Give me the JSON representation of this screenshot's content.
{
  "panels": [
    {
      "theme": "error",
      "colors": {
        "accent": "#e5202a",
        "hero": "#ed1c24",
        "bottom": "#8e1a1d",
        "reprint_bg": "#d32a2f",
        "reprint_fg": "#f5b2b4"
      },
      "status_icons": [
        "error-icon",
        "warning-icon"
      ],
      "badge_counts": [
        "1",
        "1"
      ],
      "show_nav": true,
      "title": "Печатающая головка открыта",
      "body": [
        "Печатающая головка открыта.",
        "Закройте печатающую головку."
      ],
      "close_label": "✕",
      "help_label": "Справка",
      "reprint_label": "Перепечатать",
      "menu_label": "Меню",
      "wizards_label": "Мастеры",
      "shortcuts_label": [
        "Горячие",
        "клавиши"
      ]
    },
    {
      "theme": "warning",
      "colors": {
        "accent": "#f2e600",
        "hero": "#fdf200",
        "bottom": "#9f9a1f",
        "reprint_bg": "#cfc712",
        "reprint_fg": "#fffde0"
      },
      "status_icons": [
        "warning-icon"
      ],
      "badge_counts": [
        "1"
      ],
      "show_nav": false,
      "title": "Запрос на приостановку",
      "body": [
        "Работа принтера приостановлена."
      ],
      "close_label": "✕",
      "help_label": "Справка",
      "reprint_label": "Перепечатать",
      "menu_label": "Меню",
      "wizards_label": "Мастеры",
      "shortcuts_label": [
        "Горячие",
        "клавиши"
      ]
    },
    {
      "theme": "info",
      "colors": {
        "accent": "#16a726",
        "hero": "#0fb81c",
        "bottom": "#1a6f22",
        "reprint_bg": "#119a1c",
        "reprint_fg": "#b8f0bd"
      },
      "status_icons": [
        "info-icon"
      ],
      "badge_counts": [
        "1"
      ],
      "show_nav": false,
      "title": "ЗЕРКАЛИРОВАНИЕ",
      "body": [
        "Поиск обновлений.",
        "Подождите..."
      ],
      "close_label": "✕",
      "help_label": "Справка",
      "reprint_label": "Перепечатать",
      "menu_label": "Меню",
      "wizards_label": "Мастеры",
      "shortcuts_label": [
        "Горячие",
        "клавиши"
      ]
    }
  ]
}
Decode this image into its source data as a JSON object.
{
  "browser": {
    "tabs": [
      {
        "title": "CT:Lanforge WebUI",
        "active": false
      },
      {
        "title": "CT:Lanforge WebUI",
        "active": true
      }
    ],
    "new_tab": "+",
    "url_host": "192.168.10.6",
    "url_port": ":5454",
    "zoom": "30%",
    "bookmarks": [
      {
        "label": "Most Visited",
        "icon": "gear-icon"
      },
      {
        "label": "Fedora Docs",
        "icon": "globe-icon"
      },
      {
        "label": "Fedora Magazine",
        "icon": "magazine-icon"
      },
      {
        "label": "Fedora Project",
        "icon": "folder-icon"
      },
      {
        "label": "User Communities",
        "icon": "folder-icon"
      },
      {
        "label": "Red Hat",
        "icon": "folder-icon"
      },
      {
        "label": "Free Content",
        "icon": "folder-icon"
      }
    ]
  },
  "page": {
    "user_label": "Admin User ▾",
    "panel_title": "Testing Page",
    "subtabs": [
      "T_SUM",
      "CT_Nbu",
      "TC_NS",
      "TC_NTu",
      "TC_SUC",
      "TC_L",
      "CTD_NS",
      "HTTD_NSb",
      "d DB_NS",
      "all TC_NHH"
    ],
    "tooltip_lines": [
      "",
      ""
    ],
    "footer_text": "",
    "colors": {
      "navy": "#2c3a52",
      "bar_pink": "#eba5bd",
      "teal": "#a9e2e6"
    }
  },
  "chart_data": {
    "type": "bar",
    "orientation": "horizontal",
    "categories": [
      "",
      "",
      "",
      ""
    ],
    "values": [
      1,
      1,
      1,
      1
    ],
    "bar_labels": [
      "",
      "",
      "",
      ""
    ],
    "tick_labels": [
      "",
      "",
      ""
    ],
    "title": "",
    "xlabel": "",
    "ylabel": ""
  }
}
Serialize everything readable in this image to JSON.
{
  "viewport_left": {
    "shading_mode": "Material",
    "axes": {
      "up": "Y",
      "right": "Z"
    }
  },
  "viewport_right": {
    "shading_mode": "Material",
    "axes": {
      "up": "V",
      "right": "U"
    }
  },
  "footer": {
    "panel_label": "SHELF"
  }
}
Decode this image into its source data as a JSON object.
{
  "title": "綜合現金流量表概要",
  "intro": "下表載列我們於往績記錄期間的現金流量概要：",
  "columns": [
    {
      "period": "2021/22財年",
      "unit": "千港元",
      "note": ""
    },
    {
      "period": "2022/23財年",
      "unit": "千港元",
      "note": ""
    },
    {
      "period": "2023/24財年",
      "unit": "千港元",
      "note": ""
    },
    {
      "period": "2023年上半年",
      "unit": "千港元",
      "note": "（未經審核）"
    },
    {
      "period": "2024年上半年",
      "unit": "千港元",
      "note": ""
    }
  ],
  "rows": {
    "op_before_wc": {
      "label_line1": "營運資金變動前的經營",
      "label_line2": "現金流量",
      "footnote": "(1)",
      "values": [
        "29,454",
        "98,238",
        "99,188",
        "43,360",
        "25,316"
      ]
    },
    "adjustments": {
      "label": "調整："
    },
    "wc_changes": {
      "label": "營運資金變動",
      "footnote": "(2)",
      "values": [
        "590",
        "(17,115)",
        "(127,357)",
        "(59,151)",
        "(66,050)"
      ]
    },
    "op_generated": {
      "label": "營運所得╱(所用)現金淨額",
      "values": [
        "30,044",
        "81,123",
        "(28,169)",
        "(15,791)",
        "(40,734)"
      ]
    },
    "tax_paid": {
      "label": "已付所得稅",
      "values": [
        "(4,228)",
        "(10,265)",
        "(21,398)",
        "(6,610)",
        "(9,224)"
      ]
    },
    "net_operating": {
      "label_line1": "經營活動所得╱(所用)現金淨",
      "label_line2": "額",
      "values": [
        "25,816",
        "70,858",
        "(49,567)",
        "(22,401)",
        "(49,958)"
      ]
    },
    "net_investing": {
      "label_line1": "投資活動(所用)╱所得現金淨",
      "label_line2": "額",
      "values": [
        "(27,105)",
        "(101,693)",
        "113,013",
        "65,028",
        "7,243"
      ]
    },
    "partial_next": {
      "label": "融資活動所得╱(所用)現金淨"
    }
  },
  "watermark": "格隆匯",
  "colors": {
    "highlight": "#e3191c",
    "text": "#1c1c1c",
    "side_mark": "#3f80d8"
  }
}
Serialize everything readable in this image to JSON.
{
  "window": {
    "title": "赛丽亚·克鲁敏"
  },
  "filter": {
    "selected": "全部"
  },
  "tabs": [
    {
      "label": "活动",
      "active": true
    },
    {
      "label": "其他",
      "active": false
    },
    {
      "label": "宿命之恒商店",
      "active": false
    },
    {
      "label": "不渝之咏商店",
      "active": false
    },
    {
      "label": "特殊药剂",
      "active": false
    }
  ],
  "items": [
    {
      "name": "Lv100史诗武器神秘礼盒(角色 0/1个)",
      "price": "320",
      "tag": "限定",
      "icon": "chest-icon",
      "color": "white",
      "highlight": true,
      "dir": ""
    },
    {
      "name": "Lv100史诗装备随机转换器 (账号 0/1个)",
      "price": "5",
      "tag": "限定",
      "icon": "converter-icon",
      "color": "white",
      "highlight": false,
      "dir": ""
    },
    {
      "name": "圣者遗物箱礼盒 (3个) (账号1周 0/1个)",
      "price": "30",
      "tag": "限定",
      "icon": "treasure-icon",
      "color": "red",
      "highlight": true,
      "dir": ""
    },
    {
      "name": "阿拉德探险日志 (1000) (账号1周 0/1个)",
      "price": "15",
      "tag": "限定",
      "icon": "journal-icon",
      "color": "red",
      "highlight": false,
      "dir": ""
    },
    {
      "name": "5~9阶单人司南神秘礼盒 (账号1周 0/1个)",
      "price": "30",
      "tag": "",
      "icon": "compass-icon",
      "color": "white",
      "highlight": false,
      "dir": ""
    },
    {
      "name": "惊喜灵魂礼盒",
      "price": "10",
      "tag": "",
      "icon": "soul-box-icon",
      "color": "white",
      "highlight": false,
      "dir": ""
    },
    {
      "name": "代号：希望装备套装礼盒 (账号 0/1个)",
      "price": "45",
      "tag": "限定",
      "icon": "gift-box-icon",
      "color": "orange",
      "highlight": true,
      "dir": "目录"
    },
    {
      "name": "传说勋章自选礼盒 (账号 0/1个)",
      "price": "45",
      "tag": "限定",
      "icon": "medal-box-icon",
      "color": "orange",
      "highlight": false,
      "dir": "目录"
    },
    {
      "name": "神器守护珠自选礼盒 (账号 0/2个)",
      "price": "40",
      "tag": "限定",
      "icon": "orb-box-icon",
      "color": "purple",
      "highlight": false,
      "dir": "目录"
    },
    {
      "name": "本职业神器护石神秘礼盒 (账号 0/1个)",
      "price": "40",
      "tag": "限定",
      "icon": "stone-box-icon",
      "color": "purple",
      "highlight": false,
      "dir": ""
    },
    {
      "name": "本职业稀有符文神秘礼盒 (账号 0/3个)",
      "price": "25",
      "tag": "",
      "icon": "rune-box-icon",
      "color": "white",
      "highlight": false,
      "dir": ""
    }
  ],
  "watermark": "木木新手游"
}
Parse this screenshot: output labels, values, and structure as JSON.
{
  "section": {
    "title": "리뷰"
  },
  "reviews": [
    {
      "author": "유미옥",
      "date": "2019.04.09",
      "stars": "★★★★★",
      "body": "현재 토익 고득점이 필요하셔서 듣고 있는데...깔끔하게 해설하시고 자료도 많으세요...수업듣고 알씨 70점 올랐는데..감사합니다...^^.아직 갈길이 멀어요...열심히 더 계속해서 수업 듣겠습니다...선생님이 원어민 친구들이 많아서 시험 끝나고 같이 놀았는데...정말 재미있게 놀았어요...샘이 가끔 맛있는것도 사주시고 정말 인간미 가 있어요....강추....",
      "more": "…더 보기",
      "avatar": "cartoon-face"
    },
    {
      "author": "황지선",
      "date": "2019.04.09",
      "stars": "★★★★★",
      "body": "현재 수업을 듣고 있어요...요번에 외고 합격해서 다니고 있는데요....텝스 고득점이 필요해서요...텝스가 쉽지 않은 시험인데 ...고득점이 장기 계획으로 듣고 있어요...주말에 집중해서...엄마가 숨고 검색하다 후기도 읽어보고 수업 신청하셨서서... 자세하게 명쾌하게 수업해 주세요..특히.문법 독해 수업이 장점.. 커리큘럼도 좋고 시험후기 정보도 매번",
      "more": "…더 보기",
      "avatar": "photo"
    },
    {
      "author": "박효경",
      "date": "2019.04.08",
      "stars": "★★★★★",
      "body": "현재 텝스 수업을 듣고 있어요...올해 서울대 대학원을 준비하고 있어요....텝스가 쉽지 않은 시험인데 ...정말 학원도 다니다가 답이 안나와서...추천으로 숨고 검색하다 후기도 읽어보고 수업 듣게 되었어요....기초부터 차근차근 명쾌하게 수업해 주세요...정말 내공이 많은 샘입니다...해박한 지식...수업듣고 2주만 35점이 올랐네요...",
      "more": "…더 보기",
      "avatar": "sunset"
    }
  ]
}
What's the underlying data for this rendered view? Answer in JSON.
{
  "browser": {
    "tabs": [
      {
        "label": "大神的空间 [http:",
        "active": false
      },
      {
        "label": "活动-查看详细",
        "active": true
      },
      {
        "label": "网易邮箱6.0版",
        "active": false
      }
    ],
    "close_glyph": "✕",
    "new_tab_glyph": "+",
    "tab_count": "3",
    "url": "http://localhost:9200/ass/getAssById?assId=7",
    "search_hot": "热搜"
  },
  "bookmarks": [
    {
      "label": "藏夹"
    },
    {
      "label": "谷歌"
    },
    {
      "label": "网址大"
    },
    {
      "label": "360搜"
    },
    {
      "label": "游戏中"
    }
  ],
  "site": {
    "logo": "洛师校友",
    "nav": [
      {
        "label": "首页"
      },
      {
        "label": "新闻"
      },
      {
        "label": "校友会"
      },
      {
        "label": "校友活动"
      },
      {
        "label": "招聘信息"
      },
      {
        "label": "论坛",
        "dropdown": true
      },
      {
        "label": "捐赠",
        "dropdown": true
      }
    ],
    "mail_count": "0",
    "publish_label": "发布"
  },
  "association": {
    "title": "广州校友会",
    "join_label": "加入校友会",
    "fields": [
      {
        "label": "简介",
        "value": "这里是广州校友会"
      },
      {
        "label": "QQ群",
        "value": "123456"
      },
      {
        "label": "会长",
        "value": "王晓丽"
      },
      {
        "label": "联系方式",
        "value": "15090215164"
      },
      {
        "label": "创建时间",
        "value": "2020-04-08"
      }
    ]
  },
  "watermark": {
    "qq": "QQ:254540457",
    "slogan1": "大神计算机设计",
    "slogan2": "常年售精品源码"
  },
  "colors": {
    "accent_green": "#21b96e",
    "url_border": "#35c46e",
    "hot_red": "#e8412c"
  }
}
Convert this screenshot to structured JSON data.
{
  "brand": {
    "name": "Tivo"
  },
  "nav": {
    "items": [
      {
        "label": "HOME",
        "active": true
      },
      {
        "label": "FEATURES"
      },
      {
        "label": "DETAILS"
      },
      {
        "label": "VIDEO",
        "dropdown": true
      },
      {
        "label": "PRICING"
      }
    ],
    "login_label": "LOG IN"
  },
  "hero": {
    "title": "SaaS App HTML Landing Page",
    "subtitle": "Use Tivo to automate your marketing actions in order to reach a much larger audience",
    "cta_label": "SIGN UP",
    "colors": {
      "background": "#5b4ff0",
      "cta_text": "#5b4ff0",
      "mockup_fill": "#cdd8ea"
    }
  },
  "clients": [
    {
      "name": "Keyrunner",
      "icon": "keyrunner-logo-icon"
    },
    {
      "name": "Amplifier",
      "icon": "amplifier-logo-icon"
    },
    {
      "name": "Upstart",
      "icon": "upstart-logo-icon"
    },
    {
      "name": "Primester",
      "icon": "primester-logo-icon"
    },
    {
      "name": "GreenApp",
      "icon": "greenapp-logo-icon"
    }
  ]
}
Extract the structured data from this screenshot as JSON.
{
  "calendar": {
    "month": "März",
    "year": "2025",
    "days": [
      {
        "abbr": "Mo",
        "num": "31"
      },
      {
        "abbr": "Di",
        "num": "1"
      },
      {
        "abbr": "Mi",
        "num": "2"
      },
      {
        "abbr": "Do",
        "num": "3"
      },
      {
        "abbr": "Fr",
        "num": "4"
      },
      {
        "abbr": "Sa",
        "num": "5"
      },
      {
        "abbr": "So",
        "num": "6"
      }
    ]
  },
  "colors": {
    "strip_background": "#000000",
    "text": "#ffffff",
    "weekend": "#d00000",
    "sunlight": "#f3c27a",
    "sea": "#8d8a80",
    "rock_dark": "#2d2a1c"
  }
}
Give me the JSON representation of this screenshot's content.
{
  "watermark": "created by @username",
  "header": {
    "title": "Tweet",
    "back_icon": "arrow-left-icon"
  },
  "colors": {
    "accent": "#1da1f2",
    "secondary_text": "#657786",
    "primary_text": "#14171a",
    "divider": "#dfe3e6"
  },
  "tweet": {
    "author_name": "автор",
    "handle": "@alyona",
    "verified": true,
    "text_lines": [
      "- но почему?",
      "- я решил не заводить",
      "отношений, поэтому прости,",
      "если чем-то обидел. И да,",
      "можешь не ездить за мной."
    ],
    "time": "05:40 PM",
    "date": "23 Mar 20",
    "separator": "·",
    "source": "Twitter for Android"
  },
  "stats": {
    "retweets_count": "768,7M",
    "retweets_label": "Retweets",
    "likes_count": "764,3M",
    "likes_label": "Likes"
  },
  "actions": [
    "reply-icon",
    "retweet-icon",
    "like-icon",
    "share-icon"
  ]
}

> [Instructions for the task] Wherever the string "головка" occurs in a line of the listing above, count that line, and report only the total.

> [Your response] 2